Web page and app entries
══════════

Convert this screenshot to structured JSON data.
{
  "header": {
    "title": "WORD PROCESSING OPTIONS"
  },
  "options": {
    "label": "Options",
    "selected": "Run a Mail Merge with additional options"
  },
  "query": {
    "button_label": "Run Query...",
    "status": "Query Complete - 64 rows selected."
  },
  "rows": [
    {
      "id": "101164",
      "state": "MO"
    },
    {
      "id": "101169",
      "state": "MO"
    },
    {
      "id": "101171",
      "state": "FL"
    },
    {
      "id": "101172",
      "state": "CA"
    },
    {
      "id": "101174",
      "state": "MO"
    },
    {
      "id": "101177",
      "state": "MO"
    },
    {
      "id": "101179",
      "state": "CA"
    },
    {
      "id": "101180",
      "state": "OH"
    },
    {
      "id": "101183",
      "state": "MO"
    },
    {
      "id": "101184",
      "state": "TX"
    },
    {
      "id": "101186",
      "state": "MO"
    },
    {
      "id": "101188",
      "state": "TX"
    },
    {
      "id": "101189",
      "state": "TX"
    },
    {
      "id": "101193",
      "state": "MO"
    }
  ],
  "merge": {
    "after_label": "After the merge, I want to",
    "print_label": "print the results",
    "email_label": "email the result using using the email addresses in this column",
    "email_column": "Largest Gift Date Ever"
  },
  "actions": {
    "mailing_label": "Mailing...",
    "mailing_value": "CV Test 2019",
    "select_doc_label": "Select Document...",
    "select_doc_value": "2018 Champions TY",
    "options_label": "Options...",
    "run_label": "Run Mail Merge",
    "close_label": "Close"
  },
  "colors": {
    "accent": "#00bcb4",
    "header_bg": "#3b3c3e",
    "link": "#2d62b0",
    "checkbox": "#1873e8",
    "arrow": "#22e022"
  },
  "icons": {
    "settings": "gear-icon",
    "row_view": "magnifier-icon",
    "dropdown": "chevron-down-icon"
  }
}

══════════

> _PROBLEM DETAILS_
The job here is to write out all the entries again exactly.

> _ANSWER SPACE_
Convert this screenshot to structured JSON data.
{
  "header": {
    "title": "WORD PROCESSING OPTIONS"
  },
  "options": {
    "label": "Options",
    "selected": "Run a Mail Merge with additional options"
  },
  "query": {
    "button_label": "Run Query...",
    "status": "Query Complete - 64 rows selected."
  },
  "rows": [
    {
      "id": "101164",
      "state": "MO"
    },
    {
      "id": "101169",
      "state": "MO"
    },
    {
      "id": "101171",
      "state": "FL"
    },
    {
      "id": "101172",
      "state": "CA"
    },
    {
      "id": "101174",
      "state": "MO"
    },
    {
      "id": "101177",
      "state": "MO"
    },
    {
      "id": "101179",
      "state": "CA"
    },
    {
      "id": "101180",
      "state": "OH"
    },
    {
      "id": "101183",
      "state": "MO"
    },
    {
      "id": "101184",
      "state": "TX"
    },
    {
      "id": "101186",
      "state": "MO"
    },
    {
      "id": "101188",
      "state": "TX"
    },
    {
      "id": "101189",
      "state": "TX"
    },
    {
      "id": "101193",
      "state": "MO"
    }
  ],
  "merge": {
    "after_label": "After the merge, I want to",
    "print_label": "print the results",
    "email_label": "email the result using using the email addresses in this column",
    "email_column": "Largest Gift Date Ever"
  },
  "actions": {
    "mailing_label": "Mailing...",
    "mailing_value": "CV Test 2019",
    "select_doc_label": "Select Document...",
    "select_doc_value": "2018 Champions TY",
    "options_label": "Options...",
    "run_label": "Run Mail Merge",
    "close_label": "Close"
  },
  "colors": {
    "accent": "#00bcb4",
    "header_bg": "#3b3c3e",
    "link": "#2d62b0",
    "checkbox": "#1873e8",
    "arrow": "#22e022"
  },
  "icons": {
    "settings": "gear-icon",
    "row_view": "magnifier-icon",
    "dropdown": "chevron-down-icon"
  }
}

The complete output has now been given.